DATA EXTRACT ::
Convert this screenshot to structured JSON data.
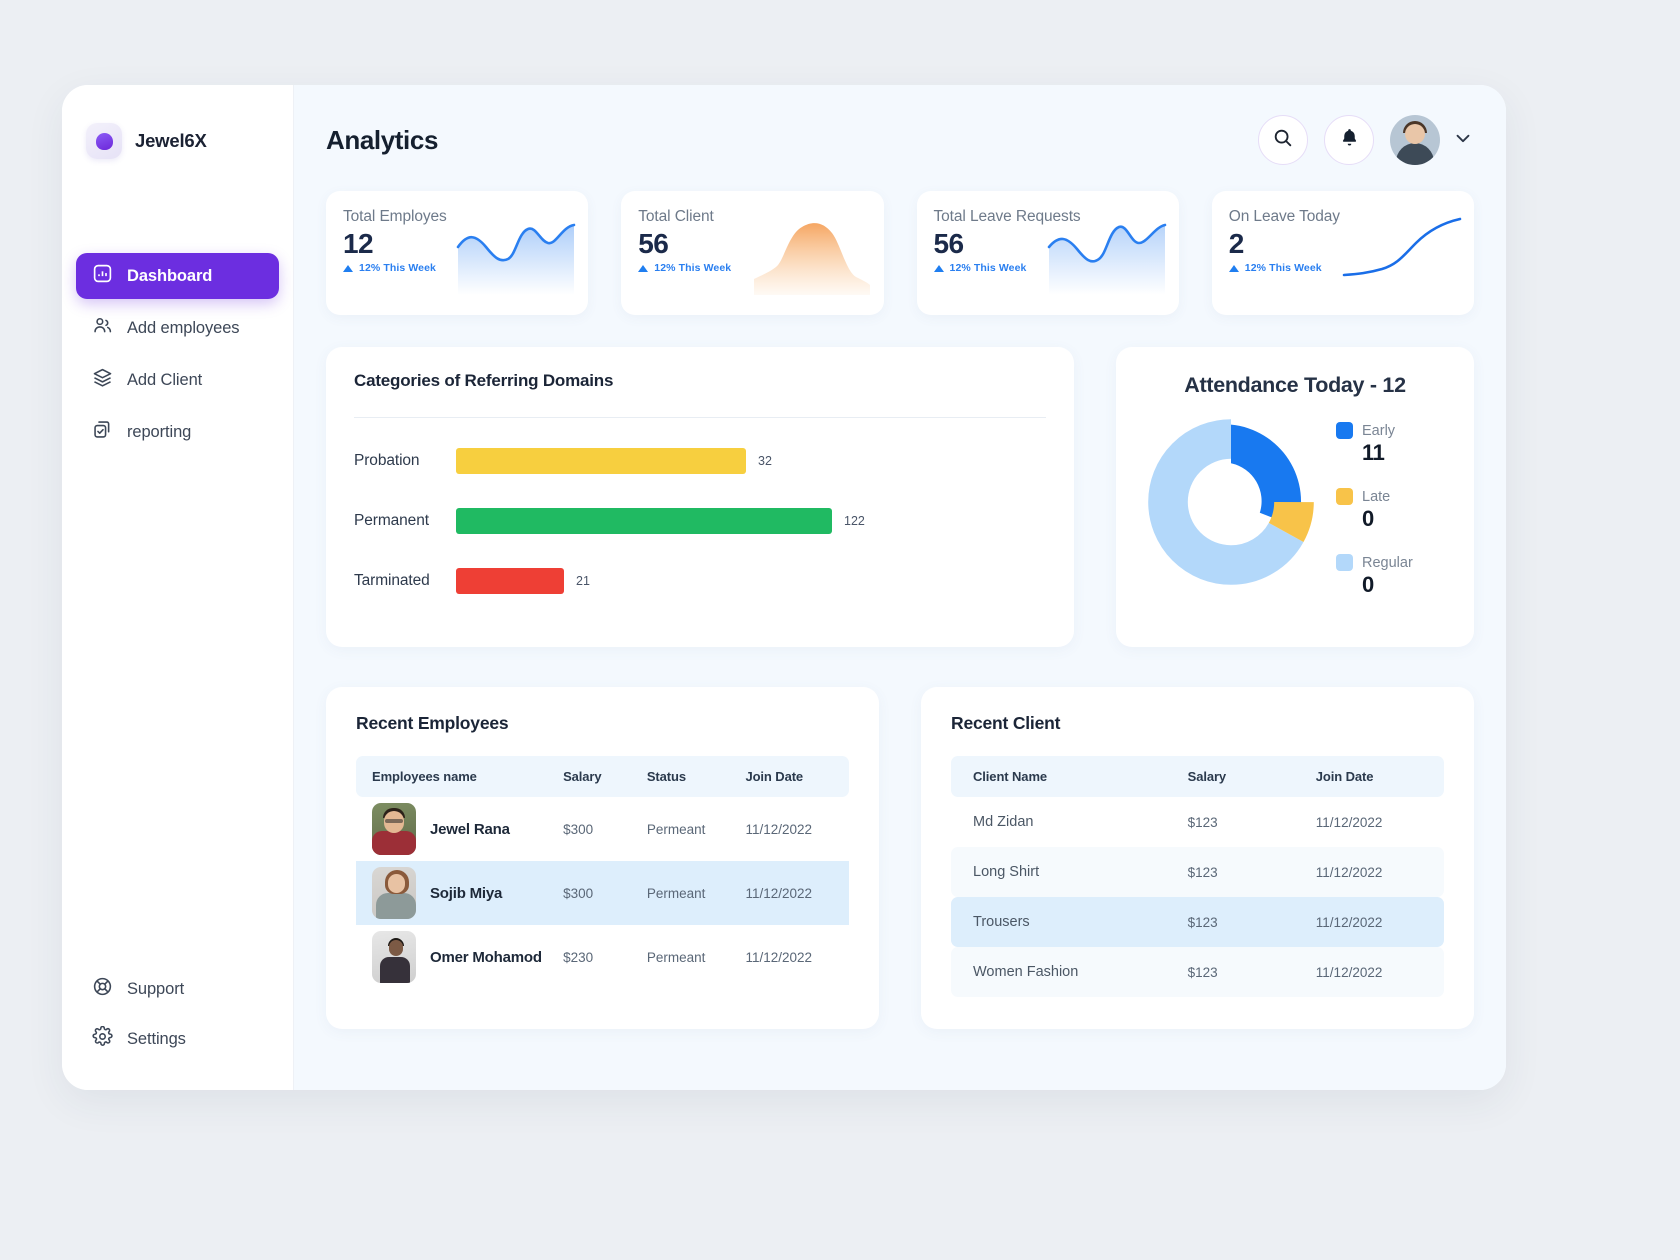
{
  "brand": {
    "name": "Jewel6X",
    "logo_icon": "droplet-logo-icon"
  },
  "sidebar": {
    "items": [
      {
        "label": "Dashboard",
        "icon": "bar-chart-icon",
        "active": true
      },
      {
        "label": "Add employees",
        "icon": "users-icon",
        "active": false
      },
      {
        "label": "Add Client",
        "icon": "layers-icon",
        "active": false
      },
      {
        "label": "reporting",
        "icon": "copy-check-icon",
        "active": false
      }
    ],
    "bottom_items": [
      {
        "label": "Support",
        "icon": "lifebuoy-icon"
      },
      {
        "label": "Settings",
        "icon": "gear-icon"
      }
    ]
  },
  "header": {
    "title": "Analytics",
    "search_icon": "search-icon",
    "notification_icon": "bell-icon",
    "avatar_icon": "user-avatar",
    "chevron_icon": "chevron-down-icon"
  },
  "stats": [
    {
      "label": "Total Employes",
      "value": "12",
      "trend": "12% This Week",
      "color": "#2a7ff0"
    },
    {
      "label": "Total Client",
      "value": "56",
      "trend": "12% This Week",
      "color": "#f5a15a"
    },
    {
      "label": "Total Leave Requests",
      "value": "56",
      "trend": "12% This Week",
      "color": "#2a7ff0"
    },
    {
      "label": "On Leave Today",
      "value": "2",
      "trend": "12% This Week",
      "color": "#2a7ff0"
    }
  ],
  "chart_data": [
    {
      "type": "bar",
      "title": "Categories of Referring Domains",
      "orientation": "horizontal",
      "categories": [
        "Probation",
        "Permanent",
        "Tarminated"
      ],
      "values": [
        32,
        122,
        21
      ],
      "colors": [
        "#f7cf3f",
        "#20ba62",
        "#ee3f35"
      ],
      "xlabel": "",
      "ylabel": "",
      "xlim": [
        0,
        160
      ],
      "grid": false,
      "legend": "none",
      "data_labels": [
        "32",
        "122",
        "21"
      ]
    },
    {
      "type": "pie",
      "subtype": "donut",
      "title": "Attendance Today - 12",
      "total": 12,
      "categories": [
        "Early",
        "Late",
        "Regular"
      ],
      "values": [
        11,
        0,
        0
      ],
      "slice_fractions": [
        0.25,
        0.08,
        0.67
      ],
      "colors": [
        "#1879f0",
        "#f8c349",
        "#b3d8fa"
      ],
      "legend": "right"
    }
  ],
  "bars_card": {
    "title": "Categories of Referring Domains"
  },
  "donut_card": {
    "title": "Attendance Today - 12"
  },
  "employees_table": {
    "title": "Recent Employees",
    "columns": [
      "Employees name",
      "Salary",
      "Status",
      "Join Date"
    ],
    "rows": [
      {
        "name": "Jewel Rana",
        "salary": "$300",
        "status": "Permeant",
        "join_date": "11/12/2022",
        "highlighted": false
      },
      {
        "name": "Sojib Miya",
        "salary": "$300",
        "status": "Permeant",
        "join_date": "11/12/2022",
        "highlighted": true
      },
      {
        "name": "Omer Mohamod",
        "salary": "$230",
        "status": "Permeant",
        "join_date": "11/12/2022",
        "highlighted": false
      }
    ]
  },
  "clients_table": {
    "title": "Recent Client",
    "columns": [
      "Client Name",
      "Salary",
      "Join Date"
    ],
    "rows": [
      {
        "name": "Md Zidan",
        "salary": "$123",
        "join_date": "11/12/2022",
        "style": "plain"
      },
      {
        "name": "Long Shirt",
        "salary": "$123",
        "join_date": "11/12/2022",
        "style": "alt"
      },
      {
        "name": "Trousers",
        "salary": "$123",
        "join_date": "11/12/2022",
        "style": "hl"
      },
      {
        "name": "Women Fashion",
        "salary": "$123",
        "join_date": "11/12/2022",
        "style": "alt"
      }
    ]
  },
  "colors": {
    "brand_purple": "#6c2ee0",
    "accent_blue": "#2a7ff0",
    "bar_yellow": "#f7cf3f",
    "bar_green": "#20ba62",
    "bar_red": "#ee3f35",
    "donut_early": "#1879f0",
    "donut_late": "#f8c349",
    "donut_regular": "#b3d8fa"
  }
}
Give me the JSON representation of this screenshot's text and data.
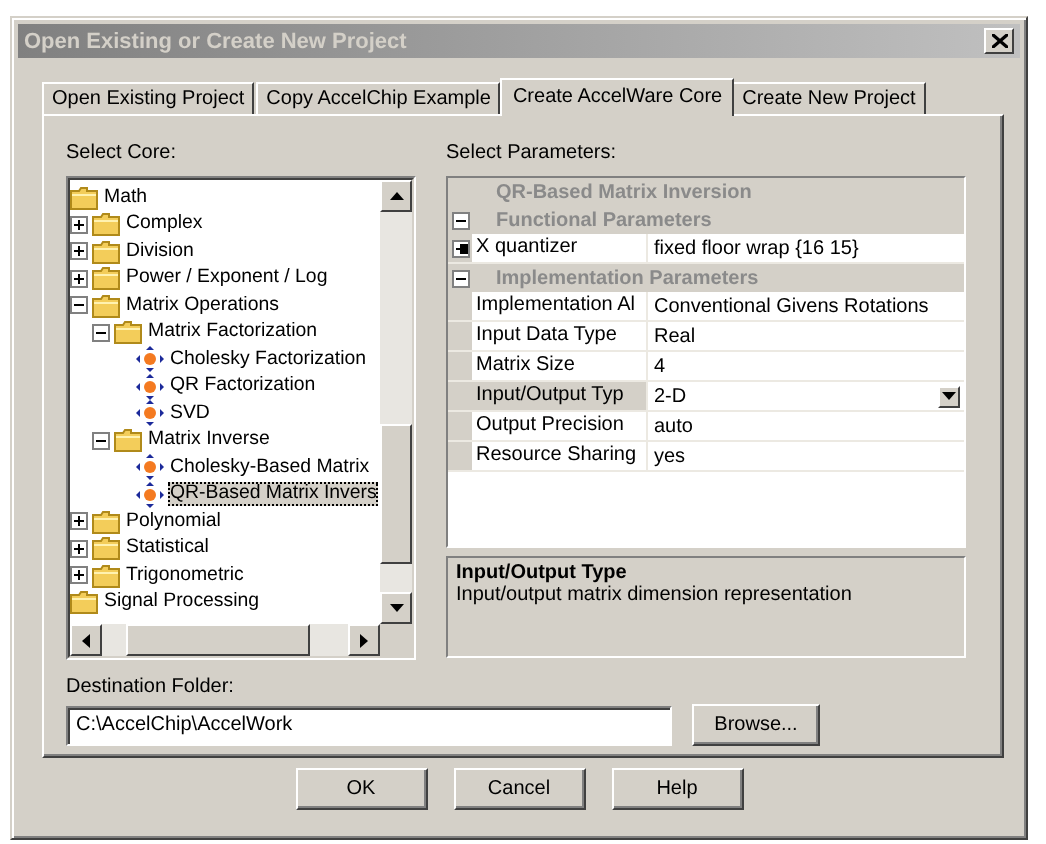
{
  "window": {
    "title": "Open Existing or Create New Project"
  },
  "tabs": [
    {
      "label": "Open Existing Project",
      "selected": false
    },
    {
      "label": "Copy AccelChip Example",
      "selected": false
    },
    {
      "label": "Create AccelWare Core",
      "selected": true
    },
    {
      "label": "Create New Project",
      "selected": false
    }
  ],
  "select_core": {
    "label": "Select Core:",
    "tree": [
      {
        "label": "Math",
        "kind": "folder",
        "selected": false,
        "children": [
          {
            "label": "Complex",
            "kind": "folder",
            "expanded": false,
            "selected": false
          },
          {
            "label": "Division",
            "kind": "folder",
            "expanded": false,
            "selected": false
          },
          {
            "label": "Power / Exponent / Log",
            "kind": "folder",
            "expanded": false,
            "selected": false
          },
          {
            "label": "Matrix Operations",
            "kind": "folder",
            "expanded": true,
            "selected": false,
            "children": [
              {
                "label": "Matrix Factorization",
                "kind": "folder",
                "expanded": true,
                "selected": false,
                "children": [
                  {
                    "label": "Cholesky Factorization",
                    "kind": "core",
                    "selected": false
                  },
                  {
                    "label": "QR Factorization",
                    "kind": "core",
                    "selected": false
                  },
                  {
                    "label": "SVD",
                    "kind": "core",
                    "selected": false
                  }
                ]
              },
              {
                "label": "Matrix Inverse",
                "kind": "folder",
                "expanded": true,
                "selected": false,
                "children": [
                  {
                    "label": "Cholesky-Based Matrix",
                    "kind": "core",
                    "selected": false
                  },
                  {
                    "label": "QR-Based Matrix Invers",
                    "kind": "core",
                    "selected": true
                  }
                ]
              }
            ]
          },
          {
            "label": "Polynomial",
            "kind": "folder",
            "expanded": false,
            "selected": false
          },
          {
            "label": "Statistical",
            "kind": "folder",
            "expanded": false,
            "selected": false
          },
          {
            "label": "Trigonometric",
            "kind": "folder",
            "expanded": false,
            "selected": false
          }
        ]
      },
      {
        "label": "Signal Processing",
        "kind": "folder",
        "selected": false
      }
    ]
  },
  "select_parameters": {
    "label": "Select Parameters:",
    "title": "QR-Based Matrix Inversion",
    "groups": [
      {
        "name": "Functional Parameters",
        "expanded": true,
        "rows": [
          {
            "name": "X quantizer",
            "value": "fixed floor wrap {16 15}",
            "expandable": true,
            "expanded": false,
            "selected": false
          }
        ]
      },
      {
        "name": "Implementation Parameters",
        "expanded": true,
        "rows": [
          {
            "name": "Implementation Al",
            "value": "Conventional Givens Rotations",
            "expandable": false,
            "selected": false
          },
          {
            "name": "Input Data Type",
            "value": "Real",
            "expandable": false,
            "selected": false
          },
          {
            "name": "Matrix Size",
            "value": "4",
            "expandable": false,
            "selected": false
          },
          {
            "name": "Input/Output Typ",
            "value": "2-D",
            "expandable": false,
            "selected": true
          },
          {
            "name": "Output Precision",
            "value": "auto",
            "expandable": false,
            "selected": false
          },
          {
            "name": "Resource Sharing",
            "value": "yes",
            "expandable": false,
            "selected": false
          }
        ]
      }
    ]
  },
  "description": {
    "title": "Input/Output Type",
    "text": "Input/output matrix dimension representation"
  },
  "destination": {
    "label": "Destination Folder:",
    "value": "C:\\AccelChip\\AccelWork",
    "button": "Browse..."
  },
  "buttons": [
    "OK",
    "Cancel",
    "Help"
  ]
}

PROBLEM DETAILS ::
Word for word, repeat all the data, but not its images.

FINISHED EXERCISE ::
Convert this screenshot to structured JSON data.
{
  "brand": {
    "name": "Jewel6X",
    "logo_icon": "droplet-logo-icon"
  },
  "sidebar": {
    "items": [
      {
        "label": "Dashboard",
        "icon": "bar-chart-icon",
        "active": true
      },
      {
        "label": "Add employees",
        "icon": "users-icon",
        "active": false
      },
      {
        "label": "Add Client",
        "icon": "layers-icon",
        "active": false
      },
      {
        "label": "reporting",
        "icon": "copy-check-icon",
        "active": false
      }
    ],
    "bottom_items": [
      {
        "label": "Support",
        "icon": "lifebuoy-icon"
      },
      {
        "label": "Settings",
        "icon": "gear-icon"
      }
    ]
  },
  "header": {
    "title": "Analytics",
    "search_icon": "search-icon",
    "notification_icon": "bell-icon",
    "avatar_icon": "user-avatar",
    "chevron_icon": "chevron-down-icon"
  },
  "stats": [
    {
      "label": "Total Employes",
      "value": "12",
      "trend": "12% This Week",
      "color": "#2a7ff0"
    },
    {
      "label": "Total Client",
      "value": "56",
      "trend": "12% This Week",
      "color": "#f5a15a"
    },
    {
      "label": "Total Leave Requests",
      "value": "56",
      "trend": "12% This Week",
      "color": "#2a7ff0"
    },
    {
      "label": "On Leave Today",
      "value": "2",
      "trend": "12% This Week",
      "color": "#2a7ff0"
    }
  ],
  "chart_data": [
    {
      "type": "bar",
      "title": "Categories of Referring Domains",
      "orientation": "horizontal",
      "categories": [
        "Probation",
        "Permanent",
        "Tarminated"
      ],
      "values": [
        32,
        122,
        21
      ],
      "colors": [
        "#f7cf3f",
        "#20ba62",
        "#ee3f35"
      ],
      "xlabel": "",
      "ylabel": "",
      "xlim": [
        0,
        160
      ],
      "grid": false,
      "legend": "none",
      "data_labels": [
        "32",
        "122",
        "21"
      ]
    },
    {
      "type": "pie",
      "subtype": "donut",
      "title": "Attendance Today - 12",
      "total": 12,
      "categories": [
        "Early",
        "Late",
        "Regular"
      ],
      "values": [
        11,
        0,
        0
      ],
      "slice_fractions": [
        0.25,
        0.08,
        0.67
      ],
      "colors": [
        "#1879f0",
        "#f8c349",
        "#b3d8fa"
      ],
      "legend": "right"
    }
  ],
  "bars_card": {
    "title": "Categories of Referring Domains"
  },
  "donut_card": {
    "title": "Attendance Today - 12"
  },
  "employees_table": {
    "title": "Recent Employees",
    "columns": [
      "Employees name",
      "Salary",
      "Status",
      "Join Date"
    ],
    "rows": [
      {
        "name": "Jewel Rana",
        "salary": "$300",
        "status": "Permeant",
        "join_date": "11/12/2022",
        "highlighted": false
      },
      {
        "name": "Sojib Miya",
        "salary": "$300",
        "status": "Permeant",
        "join_date": "11/12/2022",
        "highlighted": true
      },
      {
        "name": "Omer Mohamod",
        "salary": "$230",
        "status": "Permeant",
        "join_date": "11/12/2022",
        "highlighted": false
      }
    ]
  },
  "clients_table": {
    "title": "Recent Client",
    "columns": [
      "Client Name",
      "Salary",
      "Join Date"
    ],
    "rows": [
      {
        "name": "Md Zidan",
        "salary": "$123",
        "join_date": "11/12/2022",
        "style": "plain"
      },
      {
        "name": "Long Shirt",
        "salary": "$123",
        "join_date": "11/12/2022",
        "style": "alt"
      },
      {
        "name": "Trousers",
        "salary": "$123",
        "join_date": "11/12/2022",
        "style": "hl"
      },
      {
        "name": "Women Fashion",
        "salary": "$123",
        "join_date": "11/12/2022",
        "style": "alt"
      }
    ]
  },
  "colors": {
    "brand_purple": "#6c2ee0",
    "accent_blue": "#2a7ff0",
    "bar_yellow": "#f7cf3f",
    "bar_green": "#20ba62",
    "bar_red": "#ee3f35",
    "donut_early": "#1879f0",
    "donut_late": "#f8c349",
    "donut_regular": "#b3d8fa"
  }
}
Give me the JSON representation of this screenshot's text and data.
{
  "window": {
    "title": "Open Existing or Create New Project"
  },
  "tabs": [
    {
      "label": "Open Existing Project",
      "selected": false
    },
    {
      "label": "Copy AccelChip Example",
      "selected": false
    },
    {
      "label": "Create AccelWare Core",
      "selected": true
    },
    {
      "label": "Create New Project",
      "selected": false
    }
  ],
  "select_core": {
    "label": "Select Core:",
    "tree": [
      {
        "label": "Math",
        "kind": "folder",
        "selected": false,
        "children": [
          {
            "label": "Complex",
            "kind": "folder",
            "expanded": false,
            "selected": false
          },
          {
            "label": "Division",
            "kind": "folder",
            "expanded": false,
            "selected": false
          },
          {
            "label": "Power / Exponent / Log",
            "kind": "folder",
            "expanded": false,
            "selected": false
          },
          {
            "label": "Matrix Operations",
            "kind": "folder",
            "expanded": true,
            "selected": false,
            "children": [
              {
                "label": "Matrix Factorization",
                "kind": "folder",
                "expanded": true,
                "selected": false,
                "children": [
                  {
                    "label": "Cholesky Factorization",
                    "kind": "core",
                    "selected": false
                  },
                  {
                    "label": "QR Factorization",
                    "kind": "core",
                    "selected": false
                  },
                  {
                    "label": "SVD",
                    "kind": "core",
                    "selected": false
                  }
                ]
              },
              {
                "label": "Matrix Inverse",
                "kind": "folder",
                "expanded": true,
                "selected": false,
                "children": [
                  {
                    "label": "Cholesky-Based Matrix",
                    "kind": "core",
                    "selected": false
                  },
                  {
                    "label": "QR-Based Matrix Invers",
                    "kind": "core",
                    "selected": true
                  }
                ]
              }
            ]
          },
          {
            "label": "Polynomial",
            "kind": "folder",
            "expanded": false,
            "selected": false
          },
          {
            "label": "Statistical",
            "kind": "folder",
            "expanded": false,
            "selected": false
          },
          {
            "label": "Trigonometric",
            "kind": "folder",
            "expanded": false,
            "selected": false
          }
        ]
      },
      {
        "label": "Signal Processing",
        "kind": "folder",
        "selected": false
      }
    ]
  },
  "select_parameters": {
    "label": "Select Parameters:",
    "title": "QR-Based Matrix Inversion",
    "groups": [
      {
        "name": "Functional Parameters",
        "expanded": true,
        "rows": [
          {
            "name": "X quantizer",
            "value": "fixed floor wrap {16 15}",
            "expandable": true,
            "expanded": false,
            "selected": false
          }
        ]
      },
      {
        "name": "Implementation Parameters",
        "expanded": true,
        "rows": [
          {
            "name": "Implementation Al",
            "value": "Conventional Givens Rotations",
            "expandable": false,
            "selected": false
          },
          {
            "name": "Input Data Type",
            "value": "Real",
            "expandable": false,
            "selected": false
          },
          {
            "name": "Matrix Size",
            "value": "4",
            "expandable": false,
            "selected": false
          },
          {
            "name": "Input/Output Typ",
            "value": "2-D",
            "expandable": false,
            "selected": true
          },
          {
            "name": "Output Precision",
            "value": "auto",
            "expandable": false,
            "selected": false
          },
          {
            "name": "Resource Sharing",
            "value": "yes",
            "expandable": false,
            "selected": false
          }
        ]
      }
    ]
  },
  "description": {
    "title": "Input/Output Type",
    "text": "Input/output matrix dimension representation"
  },
  "destination": {
    "label": "Destination Folder:",
    "value": "C:\\AccelChip\\AccelWork",
    "button": "Browse..."
  },
  "buttons": [
    "OK",
    "Cancel",
    "Help"
  ]
}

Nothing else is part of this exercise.